═══ Input
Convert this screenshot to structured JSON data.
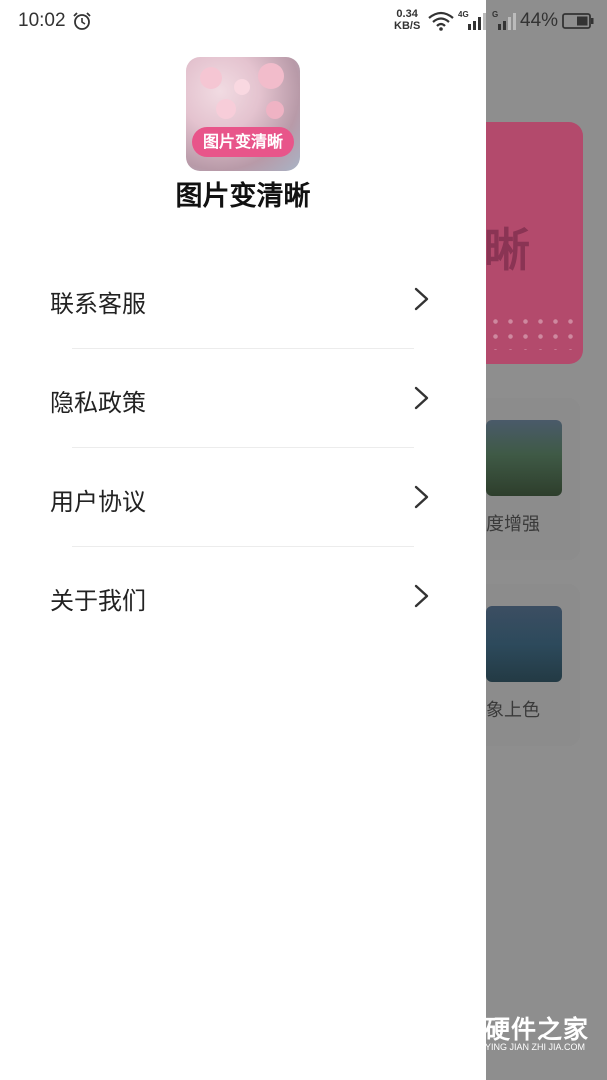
{
  "status_bar": {
    "time": "10:02",
    "net_speed_value": "0.34",
    "net_speed_unit": "KB/S",
    "sim1_tag": "4G",
    "sim2_tag": "G",
    "battery": "44%"
  },
  "drawer": {
    "app_name": "图片变清晰",
    "logo_text": "图片变清晰",
    "menu": [
      {
        "label": "联系客服"
      },
      {
        "label": "隐私政策"
      },
      {
        "label": "用户协议"
      },
      {
        "label": "关于我们"
      }
    ]
  },
  "background": {
    "banner_glyph": "晰",
    "cards": [
      {
        "label": "度增强"
      },
      {
        "label": "象上色"
      }
    ]
  },
  "watermark": {
    "title": "硬件之家",
    "subtitle": "YING JIAN ZHI JIA.COM"
  },
  "colors": {
    "accent": "#e8558a",
    "overlay": "#8e8e8e"
  }
}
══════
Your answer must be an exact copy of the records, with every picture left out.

Output
Convert this screenshot to structured JSON data.
{
  "status_bar": {
    "time": "10:02",
    "net_speed_value": "0.34",
    "net_speed_unit": "KB/S",
    "sim1_tag": "4G",
    "sim2_tag": "G",
    "battery": "44%"
  },
  "drawer": {
    "app_name": "图片变清晰",
    "logo_text": "图片变清晰",
    "menu": [
      {
        "label": "联系客服"
      },
      {
        "label": "隐私政策"
      },
      {
        "label": "用户协议"
      },
      {
        "label": "关于我们"
      }
    ]
  },
  "background": {
    "banner_glyph": "晰",
    "cards": [
      {
        "label": "度增强"
      },
      {
        "label": "象上色"
      }
    ]
  },
  "watermark": {
    "title": "硬件之家",
    "subtitle": "YING JIAN ZHI JIA.COM"
  },
  "colors": {
    "accent": "#e8558a",
    "overlay": "#8e8e8e"
  }
}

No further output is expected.